Dataset records:

=== Section Start ===

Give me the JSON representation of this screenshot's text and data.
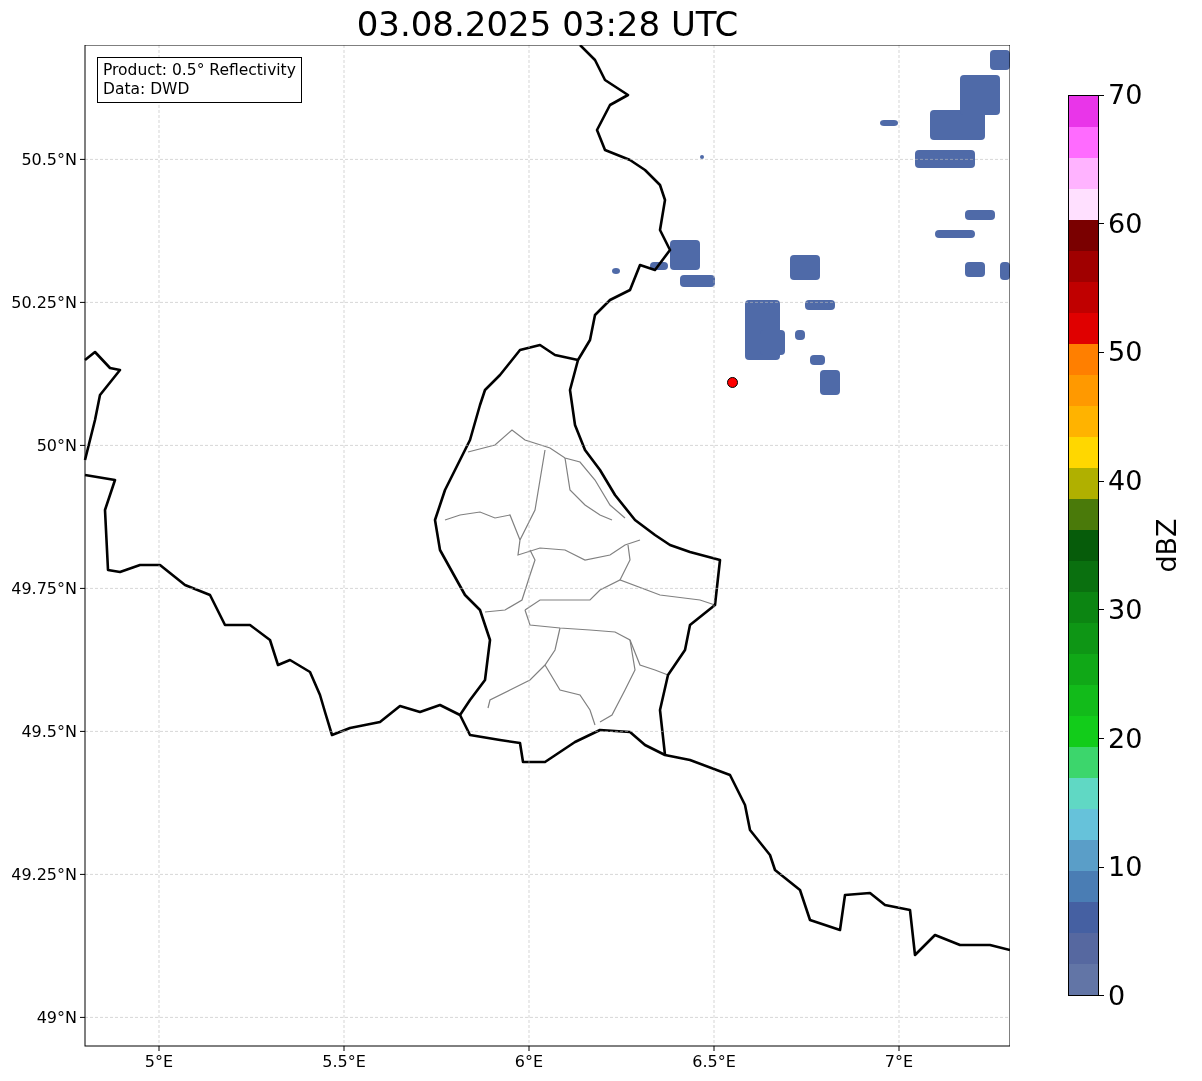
{
  "chart_data": {
    "type": "scatter",
    "title": "03.08.2025 03:28 UTC",
    "grid": true,
    "xlim": [
      4.8,
      7.3
    ],
    "ylim": [
      48.95,
      50.7
    ],
    "xticks": [
      {
        "value": 5,
        "label": "5°E"
      },
      {
        "value": 5.5,
        "label": "5.5°E"
      },
      {
        "value": 6,
        "label": "6°E"
      },
      {
        "value": 6.5,
        "label": "6.5°E"
      },
      {
        "value": 7,
        "label": "7°E"
      }
    ],
    "yticks": [
      {
        "value": 49,
        "label": "49°N"
      },
      {
        "value": 49.25,
        "label": "49.25°N"
      },
      {
        "value": 49.5,
        "label": "49.5°N"
      },
      {
        "value": 49.75,
        "label": "49.75°N"
      },
      {
        "value": 50,
        "label": "50°N"
      },
      {
        "value": 50.25,
        "label": "50.25°N"
      },
      {
        "value": 50.5,
        "label": "50.5°N"
      }
    ],
    "x": [
      6.55
    ],
    "series": [
      {
        "color": "#ff0000",
        "values": [
          50.11
        ]
      }
    ]
  },
  "legend": {
    "lines": [
      "Product: 0.5° Reflectivity",
      "Data: DWD"
    ]
  },
  "colorbar": {
    "label": "dBZ",
    "ticks": [
      "70",
      "60",
      "50",
      "40",
      "30",
      "20",
      "10",
      "0"
    ],
    "bands": [
      {
        "color": "#e935e9"
      },
      {
        "color": "#ff6bff"
      },
      {
        "color": "#ffb3ff"
      },
      {
        "color": "#ffe0ff"
      },
      {
        "color": "#7a0000"
      },
      {
        "color": "#a00000"
      },
      {
        "color": "#c00000"
      },
      {
        "color": "#e00000"
      },
      {
        "color": "#ff7f00"
      },
      {
        "color": "#ff9900"
      },
      {
        "color": "#ffb300"
      },
      {
        "color": "#ffd700"
      },
      {
        "color": "#b0b000"
      },
      {
        "color": "#4a7a0a"
      },
      {
        "color": "#065c0a"
      },
      {
        "color": "#0a700f"
      },
      {
        "color": "#0c8512"
      },
      {
        "color": "#0e9615"
      },
      {
        "color": "#10a817"
      },
      {
        "color": "#12bb1a"
      },
      {
        "color": "#12cc1a"
      },
      {
        "color": "#3cd66c"
      },
      {
        "color": "#60d8c4"
      },
      {
        "color": "#66c2da"
      },
      {
        "color": "#5a9ec8"
      },
      {
        "color": "#4a7db4"
      },
      {
        "color": "#4560a2"
      },
      {
        "color": "#5668a0"
      },
      {
        "color": "#6275a6"
      }
    ]
  }
}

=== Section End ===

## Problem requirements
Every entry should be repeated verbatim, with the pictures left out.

## Your response
Give me the JSON representation of this screenshot's text and data.
{
  "chart_data": {
    "type": "scatter",
    "title": "03.08.2025 03:28 UTC",
    "grid": true,
    "xlim": [
      4.8,
      7.3
    ],
    "ylim": [
      48.95,
      50.7
    ],
    "xticks": [
      {
        "value": 5,
        "label": "5°E"
      },
      {
        "value": 5.5,
        "label": "5.5°E"
      },
      {
        "value": 6,
        "label": "6°E"
      },
      {
        "value": 6.5,
        "label": "6.5°E"
      },
      {
        "value": 7,
        "label": "7°E"
      }
    ],
    "yticks": [
      {
        "value": 49,
        "label": "49°N"
      },
      {
        "value": 49.25,
        "label": "49.25°N"
      },
      {
        "value": 49.5,
        "label": "49.5°N"
      },
      {
        "value": 49.75,
        "label": "49.75°N"
      },
      {
        "value": 50,
        "label": "50°N"
      },
      {
        "value": 50.25,
        "label": "50.25°N"
      },
      {
        "value": 50.5,
        "label": "50.5°N"
      }
    ],
    "x": [
      6.55
    ],
    "series": [
      {
        "color": "#ff0000",
        "values": [
          50.11
        ]
      }
    ]
  },
  "legend": {
    "lines": [
      "Product: 0.5° Reflectivity",
      "Data: DWD"
    ]
  },
  "colorbar": {
    "label": "dBZ",
    "ticks": [
      "70",
      "60",
      "50",
      "40",
      "30",
      "20",
      "10",
      "0"
    ],
    "bands": [
      {
        "color": "#e935e9"
      },
      {
        "color": "#ff6bff"
      },
      {
        "color": "#ffb3ff"
      },
      {
        "color": "#ffe0ff"
      },
      {
        "color": "#7a0000"
      },
      {
        "color": "#a00000"
      },
      {
        "color": "#c00000"
      },
      {
        "color": "#e00000"
      },
      {
        "color": "#ff7f00"
      },
      {
        "color": "#ff9900"
      },
      {
        "color": "#ffb300"
      },
      {
        "color": "#ffd700"
      },
      {
        "color": "#b0b000"
      },
      {
        "color": "#4a7a0a"
      },
      {
        "color": "#065c0a"
      },
      {
        "color": "#0a700f"
      },
      {
        "color": "#0c8512"
      },
      {
        "color": "#0e9615"
      },
      {
        "color": "#10a817"
      },
      {
        "color": "#12bb1a"
      },
      {
        "color": "#12cc1a"
      },
      {
        "color": "#3cd66c"
      },
      {
        "color": "#60d8c4"
      },
      {
        "color": "#66c2da"
      },
      {
        "color": "#5a9ec8"
      },
      {
        "color": "#4a7db4"
      },
      {
        "color": "#4560a2"
      },
      {
        "color": "#5668a0"
      },
      {
        "color": "#6275a6"
      }
    ]
  }
}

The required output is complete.